The voting polls for speaking sessions at this Fall’s OpenStack Summit in Paris, France are now open to the public. This time around it seems Red Hatters are looking to participate in more sessions then any previous Summit, helping to share innovation happening at Red Hat and in the greater community.
With an incredible quantity of sessions submitted this Summit, we’ve got quite a diverse selection for you to vote on. Spanning from low-level core compute, networking, and storage sessions, to plenty of customer success stories and lessons learned.
Each and every vote counts, so please have a look through the Red Hat submitted sessions below and vote for your favorites! If you’re new to the voting process, you must sign up for a free OpenStack Foundation member username and cast your votes. Visit the foundation site here, to sign up for free!
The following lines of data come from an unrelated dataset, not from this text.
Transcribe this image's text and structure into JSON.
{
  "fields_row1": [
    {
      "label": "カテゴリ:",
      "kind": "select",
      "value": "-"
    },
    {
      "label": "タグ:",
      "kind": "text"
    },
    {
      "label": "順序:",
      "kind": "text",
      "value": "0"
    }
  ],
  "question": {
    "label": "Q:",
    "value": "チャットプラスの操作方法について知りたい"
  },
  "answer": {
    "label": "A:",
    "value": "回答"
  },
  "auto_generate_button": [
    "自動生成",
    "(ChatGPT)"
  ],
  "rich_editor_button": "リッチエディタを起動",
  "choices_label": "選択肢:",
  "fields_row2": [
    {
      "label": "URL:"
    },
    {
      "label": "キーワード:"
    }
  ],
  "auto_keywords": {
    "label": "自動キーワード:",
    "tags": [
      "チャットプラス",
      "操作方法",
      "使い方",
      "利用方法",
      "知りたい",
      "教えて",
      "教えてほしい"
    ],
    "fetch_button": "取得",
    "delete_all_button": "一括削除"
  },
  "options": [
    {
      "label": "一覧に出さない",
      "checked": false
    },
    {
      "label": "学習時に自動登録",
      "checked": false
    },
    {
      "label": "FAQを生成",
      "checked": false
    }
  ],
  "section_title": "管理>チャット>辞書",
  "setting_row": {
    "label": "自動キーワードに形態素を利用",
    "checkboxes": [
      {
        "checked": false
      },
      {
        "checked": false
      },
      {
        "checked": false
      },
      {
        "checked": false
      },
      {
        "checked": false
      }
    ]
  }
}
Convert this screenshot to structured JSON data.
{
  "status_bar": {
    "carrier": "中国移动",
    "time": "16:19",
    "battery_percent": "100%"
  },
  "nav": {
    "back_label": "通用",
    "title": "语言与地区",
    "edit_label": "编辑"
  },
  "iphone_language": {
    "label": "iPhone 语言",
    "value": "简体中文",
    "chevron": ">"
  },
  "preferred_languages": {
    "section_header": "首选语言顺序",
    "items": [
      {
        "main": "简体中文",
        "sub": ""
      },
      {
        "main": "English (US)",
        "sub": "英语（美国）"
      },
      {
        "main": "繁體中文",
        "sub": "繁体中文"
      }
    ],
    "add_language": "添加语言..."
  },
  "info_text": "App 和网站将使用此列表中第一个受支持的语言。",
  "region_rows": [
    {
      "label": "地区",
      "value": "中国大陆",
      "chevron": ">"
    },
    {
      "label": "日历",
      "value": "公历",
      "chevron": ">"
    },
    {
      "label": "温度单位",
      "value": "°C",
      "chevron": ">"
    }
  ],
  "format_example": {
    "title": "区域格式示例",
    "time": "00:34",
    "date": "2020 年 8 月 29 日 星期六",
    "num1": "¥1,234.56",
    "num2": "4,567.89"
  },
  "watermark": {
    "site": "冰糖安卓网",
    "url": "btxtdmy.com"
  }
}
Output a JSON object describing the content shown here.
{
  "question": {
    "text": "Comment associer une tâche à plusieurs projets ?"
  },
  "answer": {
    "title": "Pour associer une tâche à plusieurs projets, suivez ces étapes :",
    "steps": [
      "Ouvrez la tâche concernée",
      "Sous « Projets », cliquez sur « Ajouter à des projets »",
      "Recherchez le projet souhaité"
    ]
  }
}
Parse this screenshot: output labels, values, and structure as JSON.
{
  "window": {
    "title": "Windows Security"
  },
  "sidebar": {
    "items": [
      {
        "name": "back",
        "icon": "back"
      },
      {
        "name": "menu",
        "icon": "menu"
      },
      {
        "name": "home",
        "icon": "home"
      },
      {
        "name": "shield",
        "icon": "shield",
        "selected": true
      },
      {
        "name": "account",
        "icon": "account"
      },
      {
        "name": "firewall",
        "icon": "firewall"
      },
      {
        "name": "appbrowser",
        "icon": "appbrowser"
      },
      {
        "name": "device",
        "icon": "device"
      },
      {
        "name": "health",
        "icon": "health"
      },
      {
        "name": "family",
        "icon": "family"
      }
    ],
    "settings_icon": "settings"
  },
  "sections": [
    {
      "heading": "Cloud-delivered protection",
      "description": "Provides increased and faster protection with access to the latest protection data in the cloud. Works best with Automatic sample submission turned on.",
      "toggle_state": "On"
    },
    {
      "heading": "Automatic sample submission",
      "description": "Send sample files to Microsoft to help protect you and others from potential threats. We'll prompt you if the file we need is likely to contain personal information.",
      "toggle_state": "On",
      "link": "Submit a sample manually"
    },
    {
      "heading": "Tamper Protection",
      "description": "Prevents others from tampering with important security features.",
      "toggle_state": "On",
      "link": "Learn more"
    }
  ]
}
Once you’ve signed up as a member, click on the titles below to cast your vote. Remember, voting closes on Wednesday August 6th.
Have a look at our sessions here and cast your vote! I’ve sorted by category:
- OpenStack Storage APIs and Ceph: Existing Architectures and Future Features
- Deployment Best Practices for OpenStack Software-Defined Storage with Ceph
- What’s New in Ceph?
- OpenStack and Ceph – Match Made in the Cloud
- Large Scale OpenStack Block Storage with Containerized Ceph
- Red Hat Training: Using Ceph and Red Hat Storage Server in Cinder
- Volume Retyping and Cinder Backend Configuring
- Using OpenStack Swift for Extreme Data Durability
- Ask the Experts: Challenges for OpenStack Storage
- Deploying Red Hat Block and Object Storage with Mellanox and Red Hat Enterprise Linux OpenStack Platform
- Vanquish Performance Bottlenecks and Deliver Resilient, Agile Infrastructure, with All Flash Storage and OpenStack
- GlusterFS: The Scalable Open Source Backend for Manila
- Delivering Elastic Big Data Analytics with OpenStack Sahara and Distributed Storage
- Deploying Swift on a Scale-Out File System
Continue reading “Session Voting Now Open, for OpenStack Summit Paris!”
Originally posted on blog.russellbryant.net.
We’re now well into the Juno release cycle. Here’s my take on a preview of some of what you can expect in Juno for Nova.
One area receiving a lot of focus this cycle is NFV. We’ve started an upstream NFV sub-team for OpenStack that is tracking and helping to drive requirements and development efforts in support of NFV use cases. If you’re not familiar with NFV, here’s a quick overview that was put together by the NFV sub-team:
NFV stands for Network Functions Virtualization. It defines the
replacement of usually stand alone appliances used for high and low
level network functions, such as firewalls, network address translation,
intrusion detection, caching, gateways, accelerators, etc, into virtual
instance or set of virtual instances, which are called Virtual Network
Functions (VNF). In other words, it could be seen as replacing some of
the hardware network appliances with high-performance software taking
advantage of high performance para-virtual devices, other acceleration
mechanisms, and smart placement of instances. The origin of NFV comes
from a working group from the European Telecommunications Standards
Institute (ETSI) whose work is the basis of most current
implementations. The main consumers of NFV are Service providers
(telecommunication providers and the like) who are looking to accelerate
the deployment of new network services, and to do that, need to
eliminate the constraint of slow renewal cycle of hardware appliances,
which do not autoscale and limit their innovation.
NFV support for OpenStack aims to provide the best possible
infrastructure for such workloads to be deployed in, while respecting
the design principles of a IaaS cloud. In order for VNF to perform
correctly in a cloud world, the underlying infrastructure needs to
provide a certain number of functionalities which range from scheduling
to networking and from orchestration to monitoring capacities. This
means that to correctly support NFV use cases in OpenStack,
implementations may be required across most, if not all, main OpenStack
projects, starting with Neutron and Nova.
Continue reading “Juno Preview for OpenStack Compute (Nova)”